Mike Selvey made an interesting point in his third Test match report cum series review.
“No captain of any consequence does so in isolation. Instead he is a facilitator relying heavily on the sort of input of ideas from his bowlers that cannot come from elsewhere.”
When he isn’t scoring runs, much is made of Strauss’s influence as a captain, but what of other players’ influence on captaincy decisions? The impact of that is even less measurable.
Selvey points out that Tim Bresnan was the senior bowler in the last Test with all of 14 caps to his name and it is notable that when England were in the field, the wheels came off, rolled away and spontaneously combusted. Jimmy Anderson’s presence as a bowler may or may not have helped, as might his presence as a smart bloke with a few ideas floating round his head.

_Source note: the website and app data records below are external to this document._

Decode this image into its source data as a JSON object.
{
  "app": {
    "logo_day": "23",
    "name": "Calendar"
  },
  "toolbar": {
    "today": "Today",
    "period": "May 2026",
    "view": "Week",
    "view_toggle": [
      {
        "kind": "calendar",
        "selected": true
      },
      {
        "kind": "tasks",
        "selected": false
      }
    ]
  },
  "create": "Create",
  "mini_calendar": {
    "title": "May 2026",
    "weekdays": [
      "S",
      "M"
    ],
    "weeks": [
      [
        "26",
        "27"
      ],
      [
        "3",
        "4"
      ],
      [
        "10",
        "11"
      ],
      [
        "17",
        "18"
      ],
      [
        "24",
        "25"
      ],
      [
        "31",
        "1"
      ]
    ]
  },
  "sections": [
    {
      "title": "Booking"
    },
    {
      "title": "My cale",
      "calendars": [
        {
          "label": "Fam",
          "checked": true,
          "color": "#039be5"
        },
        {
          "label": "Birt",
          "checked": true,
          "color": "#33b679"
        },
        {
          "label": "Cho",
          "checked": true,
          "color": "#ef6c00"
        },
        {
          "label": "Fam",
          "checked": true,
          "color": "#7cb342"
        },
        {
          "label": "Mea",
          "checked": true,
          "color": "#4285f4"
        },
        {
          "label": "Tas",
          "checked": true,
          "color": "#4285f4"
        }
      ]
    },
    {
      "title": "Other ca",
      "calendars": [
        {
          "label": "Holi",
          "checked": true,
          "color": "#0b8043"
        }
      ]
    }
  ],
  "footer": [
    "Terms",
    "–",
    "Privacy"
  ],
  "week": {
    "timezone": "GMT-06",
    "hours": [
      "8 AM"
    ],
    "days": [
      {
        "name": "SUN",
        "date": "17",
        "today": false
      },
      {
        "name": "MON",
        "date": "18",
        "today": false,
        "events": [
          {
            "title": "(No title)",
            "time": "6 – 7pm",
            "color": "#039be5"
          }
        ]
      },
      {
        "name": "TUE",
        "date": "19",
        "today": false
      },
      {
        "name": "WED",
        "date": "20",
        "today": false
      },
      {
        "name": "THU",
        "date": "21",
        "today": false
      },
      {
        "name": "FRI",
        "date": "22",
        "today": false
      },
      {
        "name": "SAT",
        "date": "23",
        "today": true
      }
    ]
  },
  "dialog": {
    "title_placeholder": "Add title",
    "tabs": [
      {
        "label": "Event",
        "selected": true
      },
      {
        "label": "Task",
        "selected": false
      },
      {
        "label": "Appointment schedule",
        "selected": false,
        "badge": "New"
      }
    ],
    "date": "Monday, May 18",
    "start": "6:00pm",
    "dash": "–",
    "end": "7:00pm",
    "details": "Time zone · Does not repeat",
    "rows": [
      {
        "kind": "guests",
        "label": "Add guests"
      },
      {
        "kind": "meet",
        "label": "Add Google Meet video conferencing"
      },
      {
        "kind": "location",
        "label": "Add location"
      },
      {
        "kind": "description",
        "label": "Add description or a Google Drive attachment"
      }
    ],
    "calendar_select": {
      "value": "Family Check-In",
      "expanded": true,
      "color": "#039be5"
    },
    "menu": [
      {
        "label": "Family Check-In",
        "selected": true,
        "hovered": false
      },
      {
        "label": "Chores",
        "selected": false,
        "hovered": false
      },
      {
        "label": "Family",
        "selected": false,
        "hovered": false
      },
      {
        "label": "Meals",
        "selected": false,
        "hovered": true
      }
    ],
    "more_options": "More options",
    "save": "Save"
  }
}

This got us wondering just how much impact the latter has on Test results. In an attempt to investigate, we checked Strauss’s captaincy record with and without James Anderson in the side. This excludes earlier Tests where he was a stand-in captain.
- Total record: 21 wins, 12 draws, nine losses
- With Anderson: 21 wins, 10 draws, eight losses
So since being made England’s permanent Test captain, Strauss has never won a Test without Jimmy Anderson, but has drawn two and lost one when he’s been out of the side. Being as one of those draws was Edgbaston Rainfest 2012, there’s nothing too conclusive in that, but it is something to ponder.
In conclusion: cricket is still a team game and statistics don’t really tell you a right lot.